CONNELL: Right. So what’s Labor doing though? Are you looking at it as well, and you can come up with policies. This would sort of fit within your remit; science and rebuilding from COVID-
CONNELL: You could say, hey, we’ll do mRNA, firm commitment from Labor.
MARLES: We’re having a look at all of this, obviously. We’re not overstating our capacity in Opposition to be, you know, running the show between now and the next election. And let’s be completely clear; if Australia is not vaccinated by the time we get to the next election, that is a – an epic failure. I mean, that will be an epic economic failure for our nation. And so fundamentally, this is a task that needs to be undertaken by the government. And the government really does need to explain how it’s going to get the country vaccinated this year. I mean, we are watching North America and Western Europe get right down the path, the real prospect of them opening up to each other, and Australia being left behind. And that all needs to play out before Australia next goes to the polls.
CONNELL: Let me ask you finally about the final Afghanistan withdrawal.
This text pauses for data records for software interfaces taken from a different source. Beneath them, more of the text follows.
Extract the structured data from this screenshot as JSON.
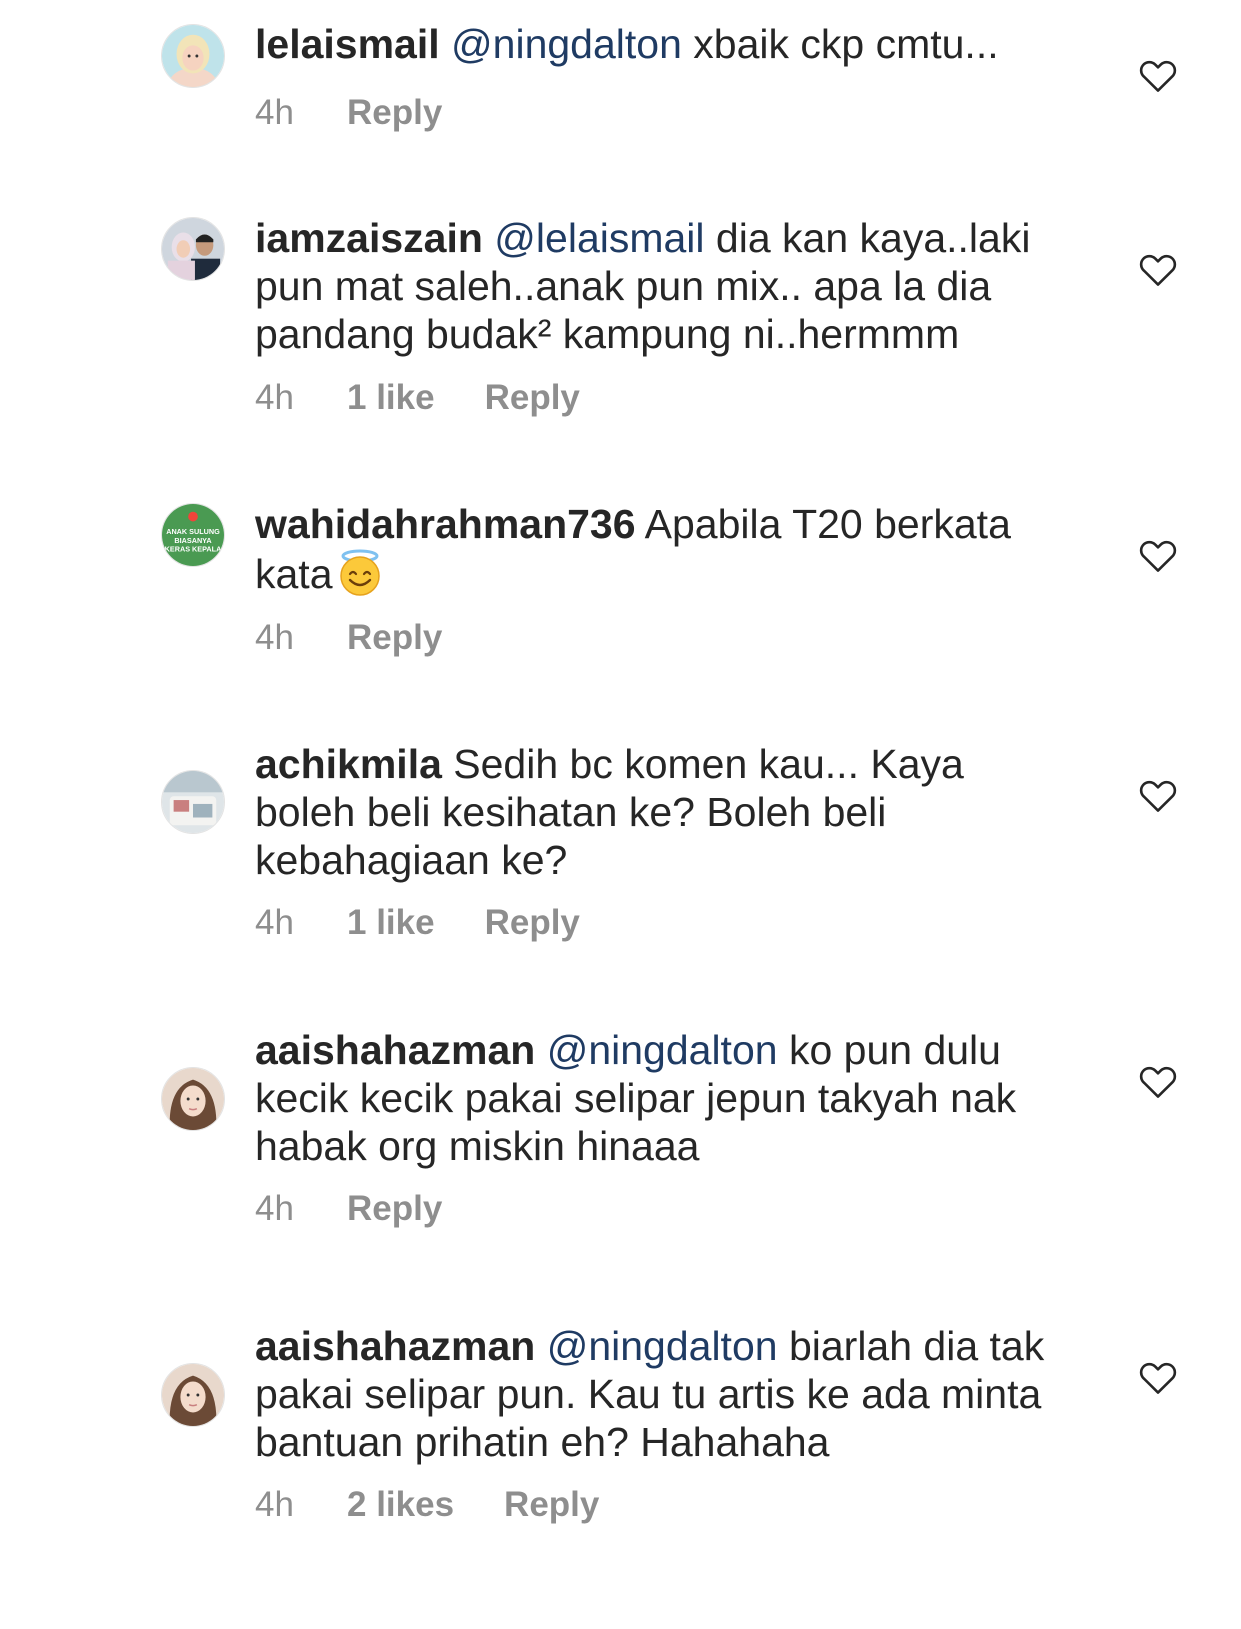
{
  "comments": [
    {
      "username": "lelaismail",
      "mention": "@ningdalton",
      "text": " xbaik ckp cmtu...",
      "time": "4h",
      "likes": "",
      "reply": "Reply"
    },
    {
      "username": "iamzaiszain",
      "mention": "@lelaismail",
      "text": " dia kan kaya..laki pun mat saleh..anak pun mix.. apa la dia pandang budak² kampung ni..hermmm",
      "time": "4h",
      "likes": "1 like",
      "reply": "Reply"
    },
    {
      "username": "wahidahrahman736",
      "mention": "",
      "text": " Apabila T20 berkata kata",
      "time": "4h",
      "likes": "",
      "reply": "Reply",
      "avatar_text": [
        "ANAK SULUNG",
        "BIASANYA",
        "KERAS KEPALA"
      ]
    },
    {
      "username": "achikmila",
      "mention": "",
      "text": " Sedih bc komen kau... Kaya boleh beli kesihatan ke? Boleh beli kebahagiaan ke?",
      "time": "4h",
      "likes": "1 like",
      "reply": "Reply"
    },
    {
      "username": "aaishahazman",
      "mention": "@ningdalton",
      "text": " ko pun dulu kecik kecik pakai selipar jepun takyah nak habak org miskin hinaaa",
      "time": "4h",
      "likes": "",
      "reply": "Reply"
    },
    {
      "username": "aaishahazman",
      "mention": "@ningdalton",
      "text": " biarlah dia tak pakai selipar pun. Kau tu artis ke ada minta bantuan prihatin eh? Hahahaha",
      "time": "4h",
      "likes": "2 likes",
      "reply": "Reply"
    }
  ],
  "colors": {
    "username": "#262626",
    "mention": "#1f3b63",
    "meta": "#8e8e8e",
    "heart": "#262626"
  },
  "icons": {
    "like": "heart-outline-icon",
    "emoji": "smiling-face-with-halo"
  }
}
Not so long ago, of course, Shadow Defence Minister was your role. We find ourselves in this position where Australians put a lot of effort into it. 41 soldiers killed, of course. But, the Taliban whilst they were ousted early on, they’ve returned with plenty of political power on top of their sort of territorial power as well. Is it fair enough to ask if this was worth it?
MARLES: Well, I mean, they are questions which are always asked when you make the very momentous decision to engage in conflict and war. And the first thing I would say is that, you know, I can understand all the emotions that the 39,000 Australians who have served in Afghanistan would be feeling by virtue of this announcement, really over a period of almost two decades. And obviously, you know, foremost in our thoughts are the families of the 41 servicemen who lost their lives in this conflict. I guess the point I’d make in answer to the question is that we initially went into Afghanistan, with the United States and other countries to deny Afghanistan as a base for international terrorism, as it was in the lead up to September 11. But not just September 11. We should never forget that a number of the Bali bombers were trained in Afghanistan, and that brought huge tragedy to Australia through that event. Afghanistan today is not the place for the harbour of international terrorism and the training of international terrorism that it was in the 1990s. Afghanistan has a long way to go, of course. But I think those who have served can feel an enormous sense of pride in what they’ve done on behalf of our nation, what they’ve done on behalf of those in Afghanistan in rebuilding that country. And whilst there is a long way to go in the rebuilding of that country, it is absolutely not the same place it was in the 1990s which enabled those, you know, appalling terrorist incidents to emanate across the globe, including in Bali.
CONNELL: Richard Marles, appreciate your time today. Thank you.
MARLES: Thanks, Tom.